It was, Ryan Tubridy admitted, like shaking hands with a ghost – examining a letter written by his own great-grandmother sent to Roger Casement to thank him for helping to feed her poverty-stricken students in the heart of Connemara.
The letter only came to light during research into an upcoming documentary – the second episode of Ireland’s Rising, which goes out on Sunday week, December 6 on RTÉ One.
Ryan’s great grandparents, Jane and Patrick Tubridy, were the teachers at Scoil Mhic Dara in Carraroe at the turn of the 20th century.
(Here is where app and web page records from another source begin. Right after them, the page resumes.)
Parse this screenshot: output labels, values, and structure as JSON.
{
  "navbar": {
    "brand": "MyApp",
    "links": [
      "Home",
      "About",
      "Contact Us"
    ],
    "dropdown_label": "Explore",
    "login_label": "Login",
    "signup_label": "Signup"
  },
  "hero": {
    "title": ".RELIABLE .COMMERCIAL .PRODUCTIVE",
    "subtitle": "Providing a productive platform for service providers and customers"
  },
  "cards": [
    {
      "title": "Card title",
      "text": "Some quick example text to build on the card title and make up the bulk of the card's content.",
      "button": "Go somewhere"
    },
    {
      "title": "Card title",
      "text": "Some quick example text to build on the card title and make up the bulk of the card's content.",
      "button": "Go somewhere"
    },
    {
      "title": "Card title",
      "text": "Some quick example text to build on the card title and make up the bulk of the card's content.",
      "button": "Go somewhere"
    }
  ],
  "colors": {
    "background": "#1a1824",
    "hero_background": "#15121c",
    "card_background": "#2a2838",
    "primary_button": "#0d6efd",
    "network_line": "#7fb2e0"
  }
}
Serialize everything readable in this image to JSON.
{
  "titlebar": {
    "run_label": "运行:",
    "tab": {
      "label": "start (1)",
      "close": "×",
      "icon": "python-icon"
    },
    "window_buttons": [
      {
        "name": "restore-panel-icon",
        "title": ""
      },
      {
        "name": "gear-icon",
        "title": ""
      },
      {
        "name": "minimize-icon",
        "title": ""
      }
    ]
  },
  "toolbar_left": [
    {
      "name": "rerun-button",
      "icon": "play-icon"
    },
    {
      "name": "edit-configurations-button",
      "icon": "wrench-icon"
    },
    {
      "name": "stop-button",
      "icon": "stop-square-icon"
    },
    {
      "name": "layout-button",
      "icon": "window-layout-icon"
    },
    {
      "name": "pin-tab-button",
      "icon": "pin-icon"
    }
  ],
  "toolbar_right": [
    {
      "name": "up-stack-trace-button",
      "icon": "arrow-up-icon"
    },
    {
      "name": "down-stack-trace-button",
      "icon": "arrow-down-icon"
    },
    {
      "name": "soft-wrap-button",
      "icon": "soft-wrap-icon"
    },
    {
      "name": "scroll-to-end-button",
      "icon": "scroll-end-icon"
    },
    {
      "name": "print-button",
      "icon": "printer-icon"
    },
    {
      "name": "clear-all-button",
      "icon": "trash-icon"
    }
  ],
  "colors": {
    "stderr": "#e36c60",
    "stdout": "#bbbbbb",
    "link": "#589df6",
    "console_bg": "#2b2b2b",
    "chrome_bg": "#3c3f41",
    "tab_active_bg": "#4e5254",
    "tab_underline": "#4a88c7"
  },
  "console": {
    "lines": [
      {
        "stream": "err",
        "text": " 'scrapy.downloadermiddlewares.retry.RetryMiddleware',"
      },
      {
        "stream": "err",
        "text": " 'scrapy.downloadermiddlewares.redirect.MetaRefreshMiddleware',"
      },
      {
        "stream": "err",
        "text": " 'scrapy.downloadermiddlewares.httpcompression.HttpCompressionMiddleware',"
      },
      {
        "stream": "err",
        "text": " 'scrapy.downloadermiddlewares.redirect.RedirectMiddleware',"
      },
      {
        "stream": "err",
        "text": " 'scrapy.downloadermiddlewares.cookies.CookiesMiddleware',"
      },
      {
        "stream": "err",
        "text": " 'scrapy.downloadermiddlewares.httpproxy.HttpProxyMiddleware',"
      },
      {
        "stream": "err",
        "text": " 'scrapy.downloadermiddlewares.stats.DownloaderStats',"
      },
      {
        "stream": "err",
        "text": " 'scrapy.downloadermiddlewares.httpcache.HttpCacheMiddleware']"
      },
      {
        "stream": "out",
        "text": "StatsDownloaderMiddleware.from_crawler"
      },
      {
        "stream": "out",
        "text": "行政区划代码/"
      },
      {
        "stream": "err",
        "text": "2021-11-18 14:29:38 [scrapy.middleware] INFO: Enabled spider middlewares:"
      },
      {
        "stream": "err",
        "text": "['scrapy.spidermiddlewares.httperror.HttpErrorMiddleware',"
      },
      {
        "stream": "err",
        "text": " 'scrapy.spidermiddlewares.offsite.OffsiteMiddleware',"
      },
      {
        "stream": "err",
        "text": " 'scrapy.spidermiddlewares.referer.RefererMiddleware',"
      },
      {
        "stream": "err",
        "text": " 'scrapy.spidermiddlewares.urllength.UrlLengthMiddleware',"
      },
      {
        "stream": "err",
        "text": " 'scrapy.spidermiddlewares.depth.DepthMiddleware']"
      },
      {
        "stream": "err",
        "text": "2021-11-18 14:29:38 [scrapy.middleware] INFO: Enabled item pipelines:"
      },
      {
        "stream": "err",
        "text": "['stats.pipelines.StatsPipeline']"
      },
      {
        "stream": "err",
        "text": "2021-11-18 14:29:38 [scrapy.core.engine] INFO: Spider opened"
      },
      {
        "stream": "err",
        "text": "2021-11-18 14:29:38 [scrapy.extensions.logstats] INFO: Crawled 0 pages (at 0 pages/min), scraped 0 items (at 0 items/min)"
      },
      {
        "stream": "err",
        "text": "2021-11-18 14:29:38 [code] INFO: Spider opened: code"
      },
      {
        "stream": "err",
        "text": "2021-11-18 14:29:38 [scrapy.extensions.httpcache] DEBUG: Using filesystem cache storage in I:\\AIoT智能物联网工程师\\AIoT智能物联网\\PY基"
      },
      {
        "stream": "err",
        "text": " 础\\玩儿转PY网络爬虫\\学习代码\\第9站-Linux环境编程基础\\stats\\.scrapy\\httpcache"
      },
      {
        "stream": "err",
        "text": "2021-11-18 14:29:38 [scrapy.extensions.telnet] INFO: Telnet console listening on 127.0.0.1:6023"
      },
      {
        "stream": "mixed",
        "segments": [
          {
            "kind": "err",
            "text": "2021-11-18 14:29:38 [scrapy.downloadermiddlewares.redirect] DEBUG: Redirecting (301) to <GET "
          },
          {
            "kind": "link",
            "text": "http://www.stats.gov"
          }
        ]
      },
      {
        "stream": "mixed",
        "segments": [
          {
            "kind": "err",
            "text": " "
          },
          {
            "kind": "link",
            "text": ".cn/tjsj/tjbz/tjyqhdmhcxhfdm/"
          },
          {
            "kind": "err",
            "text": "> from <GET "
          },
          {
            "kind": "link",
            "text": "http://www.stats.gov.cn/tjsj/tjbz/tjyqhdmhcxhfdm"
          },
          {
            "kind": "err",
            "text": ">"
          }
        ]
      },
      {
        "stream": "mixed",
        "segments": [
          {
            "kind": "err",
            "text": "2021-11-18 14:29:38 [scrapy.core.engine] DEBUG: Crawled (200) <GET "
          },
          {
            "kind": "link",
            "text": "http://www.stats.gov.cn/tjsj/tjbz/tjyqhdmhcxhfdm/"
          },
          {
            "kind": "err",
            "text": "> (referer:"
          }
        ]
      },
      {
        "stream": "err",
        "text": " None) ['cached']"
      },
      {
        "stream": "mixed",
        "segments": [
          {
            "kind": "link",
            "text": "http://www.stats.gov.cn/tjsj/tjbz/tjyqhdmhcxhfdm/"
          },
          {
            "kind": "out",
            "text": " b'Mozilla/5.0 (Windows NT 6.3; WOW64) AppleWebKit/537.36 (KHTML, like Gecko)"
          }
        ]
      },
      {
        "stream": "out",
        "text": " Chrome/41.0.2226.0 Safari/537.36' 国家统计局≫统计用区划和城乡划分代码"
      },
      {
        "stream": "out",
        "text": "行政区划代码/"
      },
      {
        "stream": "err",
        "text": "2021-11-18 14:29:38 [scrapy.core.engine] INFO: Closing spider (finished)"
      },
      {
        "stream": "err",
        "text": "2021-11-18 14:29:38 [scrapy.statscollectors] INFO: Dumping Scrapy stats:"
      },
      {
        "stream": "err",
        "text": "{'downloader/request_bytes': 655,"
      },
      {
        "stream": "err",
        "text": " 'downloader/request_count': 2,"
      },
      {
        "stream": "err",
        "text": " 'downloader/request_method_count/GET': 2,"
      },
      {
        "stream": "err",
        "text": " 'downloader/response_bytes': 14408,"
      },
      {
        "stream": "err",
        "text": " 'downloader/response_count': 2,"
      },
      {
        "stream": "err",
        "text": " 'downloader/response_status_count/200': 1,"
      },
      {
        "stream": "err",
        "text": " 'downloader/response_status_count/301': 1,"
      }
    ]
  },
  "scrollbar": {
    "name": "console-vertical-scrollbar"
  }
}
Originally from Clare and Mayo, they had settled in Beal a’ Dangan and would have been what their famous great-grandson euphemistically called ‘sympathetic to the land’ – and not in an agricultural sense!
Roger Casement had travelled to Galway and Connemara frequently prior to 1916 and was dismayed at the poverty he witnessed there. This saw him become involved in setting up a fund for the children to provide them with a meal every day.
And Jane Tubridy wrote him a detailed letter thanking him for his efforts – a letter only revealed by historian Cormac Ó Comhraí to her great-grandson during filming of the documentary.
“I’d never known anything about the letter, and when it was revealed to be in An Cistin in Carraroe, it was hugely emotional,” said Ryan this week.
“When you see a letter like that, in Jane’s handwriting, the only way I can describe is it that it’s like shaking hands with a ghost.
“If you love history and respect the past, like so many of us do, when you get something like that, it is truly remarkable.”
See full story in this week’s Connacht Tribune. Ireland’s Rising goes out on RTÉ One on Sundays at 8.30pm.